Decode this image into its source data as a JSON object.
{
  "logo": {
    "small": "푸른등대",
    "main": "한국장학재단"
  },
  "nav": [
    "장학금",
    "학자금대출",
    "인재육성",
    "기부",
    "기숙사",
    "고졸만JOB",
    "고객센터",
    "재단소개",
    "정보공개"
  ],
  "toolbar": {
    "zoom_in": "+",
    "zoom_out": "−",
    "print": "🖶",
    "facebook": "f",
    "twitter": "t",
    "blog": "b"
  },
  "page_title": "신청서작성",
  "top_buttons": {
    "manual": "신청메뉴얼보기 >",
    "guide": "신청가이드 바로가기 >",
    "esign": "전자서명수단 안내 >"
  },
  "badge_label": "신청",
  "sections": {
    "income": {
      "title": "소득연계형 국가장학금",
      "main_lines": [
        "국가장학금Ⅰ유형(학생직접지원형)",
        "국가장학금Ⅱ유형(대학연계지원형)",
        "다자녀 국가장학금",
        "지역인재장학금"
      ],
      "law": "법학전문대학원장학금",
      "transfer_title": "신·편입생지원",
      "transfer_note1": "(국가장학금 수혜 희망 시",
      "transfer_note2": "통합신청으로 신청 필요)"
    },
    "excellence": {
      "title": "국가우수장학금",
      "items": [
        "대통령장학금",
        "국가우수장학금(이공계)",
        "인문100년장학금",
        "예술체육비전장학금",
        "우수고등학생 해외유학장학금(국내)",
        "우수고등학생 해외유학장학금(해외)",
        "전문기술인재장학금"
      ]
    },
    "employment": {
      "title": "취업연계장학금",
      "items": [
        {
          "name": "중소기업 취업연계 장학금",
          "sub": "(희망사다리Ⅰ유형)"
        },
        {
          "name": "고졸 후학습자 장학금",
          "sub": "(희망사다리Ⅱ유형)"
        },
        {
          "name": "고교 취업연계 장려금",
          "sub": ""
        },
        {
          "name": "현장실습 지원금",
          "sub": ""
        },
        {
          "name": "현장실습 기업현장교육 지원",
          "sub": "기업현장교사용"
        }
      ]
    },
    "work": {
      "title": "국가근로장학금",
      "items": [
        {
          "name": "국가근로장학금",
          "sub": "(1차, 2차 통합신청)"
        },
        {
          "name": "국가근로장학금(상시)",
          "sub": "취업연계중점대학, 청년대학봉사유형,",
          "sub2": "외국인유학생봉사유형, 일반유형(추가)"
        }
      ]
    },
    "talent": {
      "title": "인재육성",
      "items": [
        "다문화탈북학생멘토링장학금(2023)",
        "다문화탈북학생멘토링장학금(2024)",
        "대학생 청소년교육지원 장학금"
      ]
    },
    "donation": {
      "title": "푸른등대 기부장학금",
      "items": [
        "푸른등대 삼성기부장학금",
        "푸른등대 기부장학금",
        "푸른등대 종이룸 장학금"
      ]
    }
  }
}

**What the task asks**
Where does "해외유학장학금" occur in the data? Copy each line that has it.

**Answer space**
        "우수고등학생 해외유학장학금(국내)",
        "우수고등학생 해외유학장학금(해외)",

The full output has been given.